The problem -> Restate the data exactly, with nothing altered.

--- START ---

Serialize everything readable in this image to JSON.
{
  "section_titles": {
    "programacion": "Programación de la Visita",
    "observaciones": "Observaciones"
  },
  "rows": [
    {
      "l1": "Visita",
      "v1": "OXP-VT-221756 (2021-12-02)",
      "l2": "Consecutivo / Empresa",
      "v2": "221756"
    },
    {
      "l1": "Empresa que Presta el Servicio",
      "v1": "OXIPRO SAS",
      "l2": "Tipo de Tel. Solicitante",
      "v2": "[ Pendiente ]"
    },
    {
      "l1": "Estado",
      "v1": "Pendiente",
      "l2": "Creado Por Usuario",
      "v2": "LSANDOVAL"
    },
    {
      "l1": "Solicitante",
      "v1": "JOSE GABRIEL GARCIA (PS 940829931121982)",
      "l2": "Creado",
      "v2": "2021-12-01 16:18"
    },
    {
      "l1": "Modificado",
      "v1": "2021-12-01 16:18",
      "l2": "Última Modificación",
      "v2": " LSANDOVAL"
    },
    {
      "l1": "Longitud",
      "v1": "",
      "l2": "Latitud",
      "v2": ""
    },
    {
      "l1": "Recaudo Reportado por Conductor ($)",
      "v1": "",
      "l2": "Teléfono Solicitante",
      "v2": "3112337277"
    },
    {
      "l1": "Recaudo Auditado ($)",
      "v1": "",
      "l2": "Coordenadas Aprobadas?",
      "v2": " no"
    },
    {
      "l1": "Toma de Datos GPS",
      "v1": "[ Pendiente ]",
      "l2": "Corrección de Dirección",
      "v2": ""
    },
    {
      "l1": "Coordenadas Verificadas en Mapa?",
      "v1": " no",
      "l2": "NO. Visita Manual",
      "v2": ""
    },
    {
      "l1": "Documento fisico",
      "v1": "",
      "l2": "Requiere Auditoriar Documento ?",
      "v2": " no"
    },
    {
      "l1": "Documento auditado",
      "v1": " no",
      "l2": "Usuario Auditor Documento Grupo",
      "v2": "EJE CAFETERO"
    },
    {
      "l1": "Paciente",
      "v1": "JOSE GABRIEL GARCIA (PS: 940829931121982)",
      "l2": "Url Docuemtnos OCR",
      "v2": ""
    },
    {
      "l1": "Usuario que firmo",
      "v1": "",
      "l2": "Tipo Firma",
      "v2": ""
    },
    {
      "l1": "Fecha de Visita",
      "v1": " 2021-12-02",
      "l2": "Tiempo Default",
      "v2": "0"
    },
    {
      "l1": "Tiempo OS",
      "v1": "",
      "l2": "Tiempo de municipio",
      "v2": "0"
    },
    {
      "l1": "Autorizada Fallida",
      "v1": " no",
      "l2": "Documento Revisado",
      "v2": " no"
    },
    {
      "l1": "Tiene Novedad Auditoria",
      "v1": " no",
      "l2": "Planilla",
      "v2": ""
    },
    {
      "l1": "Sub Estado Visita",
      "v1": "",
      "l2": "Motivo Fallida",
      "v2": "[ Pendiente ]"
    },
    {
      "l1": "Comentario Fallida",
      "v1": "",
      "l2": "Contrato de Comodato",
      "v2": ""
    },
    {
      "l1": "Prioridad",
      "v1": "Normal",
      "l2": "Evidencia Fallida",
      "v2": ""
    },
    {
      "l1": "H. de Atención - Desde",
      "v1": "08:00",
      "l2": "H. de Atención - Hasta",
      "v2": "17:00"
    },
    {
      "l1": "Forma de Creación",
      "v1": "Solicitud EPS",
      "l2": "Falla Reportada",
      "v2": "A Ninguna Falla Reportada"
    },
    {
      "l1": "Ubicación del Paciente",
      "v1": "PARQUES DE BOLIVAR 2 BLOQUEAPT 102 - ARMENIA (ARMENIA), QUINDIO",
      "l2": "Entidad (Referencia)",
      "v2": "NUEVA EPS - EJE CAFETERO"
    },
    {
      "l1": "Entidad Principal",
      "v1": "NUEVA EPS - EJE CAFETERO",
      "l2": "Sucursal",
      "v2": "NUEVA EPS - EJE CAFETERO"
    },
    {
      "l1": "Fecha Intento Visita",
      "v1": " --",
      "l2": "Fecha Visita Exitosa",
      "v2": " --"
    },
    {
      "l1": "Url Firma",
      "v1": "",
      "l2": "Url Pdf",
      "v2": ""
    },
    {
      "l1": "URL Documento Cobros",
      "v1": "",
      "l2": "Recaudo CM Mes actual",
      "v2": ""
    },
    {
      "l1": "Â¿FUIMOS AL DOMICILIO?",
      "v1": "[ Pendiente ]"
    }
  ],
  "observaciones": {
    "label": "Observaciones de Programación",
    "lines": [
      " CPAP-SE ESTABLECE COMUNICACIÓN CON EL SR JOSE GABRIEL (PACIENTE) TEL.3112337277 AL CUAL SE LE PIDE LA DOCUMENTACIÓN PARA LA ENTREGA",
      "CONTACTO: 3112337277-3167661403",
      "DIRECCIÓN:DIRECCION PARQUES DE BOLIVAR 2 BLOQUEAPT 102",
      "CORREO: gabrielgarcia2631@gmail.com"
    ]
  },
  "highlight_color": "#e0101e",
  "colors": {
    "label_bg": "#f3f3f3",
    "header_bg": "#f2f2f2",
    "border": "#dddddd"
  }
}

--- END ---

Output for this task ->
Serialize everything readable in this image to JSON.
{
  "section_titles": {
    "programacion": "Programación de la Visita",
    "observaciones": "Observaciones"
  },
  "rows": [
    {
      "l1": "Visita",
      "v1": "OXP-VT-221756 (2021-12-02)",
      "l2": "Consecutivo / Empresa",
      "v2": "221756"
    },
    {
      "l1": "Empresa que Presta el Servicio",
      "v1": "OXIPRO SAS",
      "l2": "Tipo de Tel. Solicitante",
      "v2": "[ Pendiente ]"
    },
    {
      "l1": "Estado",
      "v1": "Pendiente",
      "l2": "Creado Por Usuario",
      "v2": "LSANDOVAL"
    },
    {
      "l1": "Solicitante",
      "v1": "JOSE GABRIEL GARCIA (PS 940829931121982)",
      "l2": "Creado",
      "v2": "2021-12-01 16:18"
    },
    {
      "l1": "Modificado",
      "v1": "2021-12-01 16:18",
      "l2": "Última Modificación",
      "v2": " LSANDOVAL"
    },
    {
      "l1": "Longitud",
      "v1": "",
      "l2": "Latitud",
      "v2": ""
    },
    {
      "l1": "Recaudo Reportado por Conductor ($)",
      "v1": "",
      "l2": "Teléfono Solicitante",
      "v2": "3112337277"
    },
    {
      "l1": "Recaudo Auditado ($)",
      "v1": "",
      "l2": "Coordenadas Aprobadas?",
      "v2": " no"
    },
    {
      "l1": "Toma de Datos GPS",
      "v1": "[ Pendiente ]",
      "l2": "Corrección de Dirección",
      "v2": ""
    },
    {
      "l1": "Coordenadas Verificadas en Mapa?",
      "v1": " no",
      "l2": "NO. Visita Manual",
      "v2": ""
    },
    {
      "l1": "Documento fisico",
      "v1": "",
      "l2": "Requiere Auditoriar Documento ?",
      "v2": " no"
    },
    {
      "l1": "Documento auditado",
      "v1": " no",
      "l2": "Usuario Auditor Documento Grupo",
      "v2": "EJE CAFETERO"
    },
    {
      "l1": "Paciente",
      "v1": "JOSE GABRIEL GARCIA (PS: 940829931121982)",
      "l2": "Url Docuemtnos OCR",
      "v2": ""
    },
    {
      "l1": "Usuario que firmo",
      "v1": "",
      "l2": "Tipo Firma",
      "v2": ""
    },
    {
      "l1": "Fecha de Visita",
      "v1": " 2021-12-02",
      "l2": "Tiempo Default",
      "v2": "0"
    },
    {
      "l1": "Tiempo OS",
      "v1": "",
      "l2": "Tiempo de municipio",
      "v2": "0"
    },
    {
      "l1": "Autorizada Fallida",
      "v1": " no",
      "l2": "Documento Revisado",
      "v2": " no"
    },
    {
      "l1": "Tiene Novedad Auditoria",
      "v1": " no",
      "l2": "Planilla",
      "v2": ""
    },
    {
      "l1": "Sub Estado Visita",
      "v1": "",
      "l2": "Motivo Fallida",
      "v2": "[ Pendiente ]"
    },
    {
      "l1": "Comentario Fallida",
      "v1": "",
      "l2": "Contrato de Comodato",
      "v2": ""
    },
    {
      "l1": "Prioridad",
      "v1": "Normal",
      "l2": "Evidencia Fallida",
      "v2": ""
    },
    {
      "l1": "H. de Atención - Desde",
      "v1": "08:00",
      "l2": "H. de Atención - Hasta",
      "v2": "17:00"
    },
    {
      "l1": "Forma de Creación",
      "v1": "Solicitud EPS",
      "l2": "Falla Reportada",
      "v2": "A Ninguna Falla Reportada"
    },
    {
      "l1": "Ubicación del Paciente",
      "v1": "PARQUES DE BOLIVAR 2 BLOQUEAPT 102 - ARMENIA (ARMENIA), QUINDIO",
      "l2": "Entidad (Referencia)",
      "v2": "NUEVA EPS - EJE CAFETERO"
    },
    {
      "l1": "Entidad Principal",
      "v1": "NUEVA EPS - EJE CAFETERO",
      "l2": "Sucursal",
      "v2": "NUEVA EPS - EJE CAFETERO"
    },
    {
      "l1": "Fecha Intento Visita",
      "v1": " --",
      "l2": "Fecha Visita Exitosa",
      "v2": " --"
    },
    {
      "l1": "Url Firma",
      "v1": "",
      "l2": "Url Pdf",
      "v2": ""
    },
    {
      "l1": "URL Documento Cobros",
      "v1": "",
      "l2": "Recaudo CM Mes actual",
      "v2": ""
    },
    {
      "l1": "Â¿FUIMOS AL DOMICILIO?",
      "v1": "[ Pendiente ]"
    }
  ],
  "observaciones": {
    "label": "Observaciones de Programación",
    "lines": [
      " CPAP-SE ESTABLECE COMUNICACIÓN CON EL SR JOSE GABRIEL (PACIENTE) TEL.3112337277 AL CUAL SE LE PIDE LA DOCUMENTACIÓN PARA LA ENTREGA",
      "CONTACTO: 3112337277-3167661403",
      "DIRECCIÓN:DIRECCION PARQUES DE BOLIVAR 2 BLOQUEAPT 102",
      "CORREO: gabrielgarcia2631@gmail.com"
    ]
  },
  "highlight_color": "#e0101e",
  "colors": {
    "label_bg": "#f3f3f3",
    "header_bg": "#f2f2f2",
    "border": "#dddddd"
  }
}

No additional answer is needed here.